The view of Barcelona from the top of Guell Park, Barcelona. Photo Credit: Shahzeb Jabbar
Both the Mister and I agreed that Barcelona has more charm than Madrid. The ocean welcomes you at one end of the city, and the hills and mountains in the background remind you of times past. In fact, if you’re looking for a honeymoon destination, I’m sure Barcelona would have plenty to occupy a newlywed couples’ time. Romantic walks on the beach, people watching in a café at Las Ramblas, and hiking up hills/mountains to view the city at sunset—all make for wonderful memories. Enjoy la tortilla patate (a potato omelet…delicious!) and freshly squeezed fruit juices in La Boqareia, the local indoor farmer’s market.
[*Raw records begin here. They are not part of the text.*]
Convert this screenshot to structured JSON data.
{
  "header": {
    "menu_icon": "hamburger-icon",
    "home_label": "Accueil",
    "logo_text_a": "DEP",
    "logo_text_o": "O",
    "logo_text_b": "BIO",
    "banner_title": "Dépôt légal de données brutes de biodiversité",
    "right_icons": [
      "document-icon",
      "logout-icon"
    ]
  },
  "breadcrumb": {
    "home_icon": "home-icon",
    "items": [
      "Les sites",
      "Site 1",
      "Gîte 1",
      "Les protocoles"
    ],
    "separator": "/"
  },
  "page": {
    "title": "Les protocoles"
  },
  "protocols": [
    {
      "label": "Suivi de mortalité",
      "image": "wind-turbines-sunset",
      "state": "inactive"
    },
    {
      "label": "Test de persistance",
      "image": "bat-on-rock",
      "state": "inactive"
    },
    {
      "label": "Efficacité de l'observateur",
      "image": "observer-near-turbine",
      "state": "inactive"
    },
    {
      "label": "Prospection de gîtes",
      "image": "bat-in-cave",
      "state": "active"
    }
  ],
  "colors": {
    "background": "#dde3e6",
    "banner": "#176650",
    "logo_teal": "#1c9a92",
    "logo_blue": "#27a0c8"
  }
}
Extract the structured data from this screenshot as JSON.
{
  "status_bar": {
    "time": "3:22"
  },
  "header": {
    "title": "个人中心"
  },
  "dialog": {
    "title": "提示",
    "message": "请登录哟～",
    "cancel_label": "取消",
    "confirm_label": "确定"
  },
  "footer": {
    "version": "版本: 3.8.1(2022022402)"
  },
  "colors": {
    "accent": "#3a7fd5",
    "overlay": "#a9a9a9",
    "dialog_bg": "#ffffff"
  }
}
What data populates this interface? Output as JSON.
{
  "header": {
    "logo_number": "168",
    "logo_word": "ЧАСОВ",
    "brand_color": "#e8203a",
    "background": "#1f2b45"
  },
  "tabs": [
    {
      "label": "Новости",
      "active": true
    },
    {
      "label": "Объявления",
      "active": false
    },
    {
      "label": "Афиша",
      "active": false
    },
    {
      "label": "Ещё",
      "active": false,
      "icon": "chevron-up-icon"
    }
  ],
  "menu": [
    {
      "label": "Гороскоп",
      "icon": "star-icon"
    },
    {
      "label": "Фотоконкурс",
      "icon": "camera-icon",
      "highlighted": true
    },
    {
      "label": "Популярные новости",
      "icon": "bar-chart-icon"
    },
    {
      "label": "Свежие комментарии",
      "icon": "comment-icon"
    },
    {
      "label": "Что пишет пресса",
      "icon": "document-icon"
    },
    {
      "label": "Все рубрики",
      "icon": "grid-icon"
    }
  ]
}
You can explore the ruins of the walls and buildings built during the Roman rule of the city and visit the Columbus Monument, the landmark that commemorates Columbus’ return to Barcelona from the New World. More importantly, a trip to Barcelona will give you time to think, relax, and enjoy the city without feeling stressed by the chaos of a metropolitan life.
Colorful spices in the indoor farmer’s market, La Boqueria. Photo Credit: Shahzeb Jabbar
Some of Barcelona’s charm lies in the works of Gaudi, the famous architect who left his stamp on Barcelona’s history with his massive gothic church, the Sagrada Familia (along with other uniquely designed buildings and parks). The exterior of the church is dark and a bit scary, especially when you emerge from the underground Metro and find it leering over you (I actually gasped in fright when I turned around and saw it for the first time). But despite its dreary exterior, it’s light and serene on the inside with pillars that imitate tree branches and leaves. It is a major landmark of the city which is clearly visible from the mountaintops far away and is also a UNESCO World Heritage Site. It’s definitely worth seeing if you’re in town.
The Sagrada Familia, Gaudi’s work-in-progress gothic church. Photo Credit: Shahzeb Jabbar
The mister and I actually ate the BEST Pakistani food we’ve quite possibly EVER had…in BARCELONA!!! Unlike Madrid, which has a large Arab/North African Muslim population, Barcelona had a very large Pakistani Muslim population. If you’re brave enough to venture out into the “shady” parts of Barcelona, you’ll find Zeeshan Kababish, literally a hole-in-the-wall desi restaurant with inadequate lighting and questionable tableware. But goodness I can still taste that mutton biryani the food was so good we went there for dinner again the next night!P.S. for those of you who may be wondering…we were told that the water in both Madrid and Barcelona was safe to drink. We did buy bottled water several times, but we also drank the tap water and alhumdolillah didn’t have any negative experiences
Barcelona reaffirmed my love of traveling with its beautiful ocean views, historical ruins, architectural marvels, and delicious food. More importantly, it reminded me how wonderful it is to travel around the world and meet Muslims that speak completely different languages from my own and have different cultural practices. Saying salaam to another hijabi as you stroll down Las Ramblas (Barcelona’s pedestrian market), or getting help from a Muslim brother as you struggle with your carry-on while traveling on the Metro—it’s like sharing a secret smile or inside joke with a sibling. I can’t describe that warm fuzzy feeling but I know at that moment, it feels amazing to be a Muslim, even when you’re far from home.
Enjoying the beach in Barcelona. Photo Credit: Shahzeb Jabbar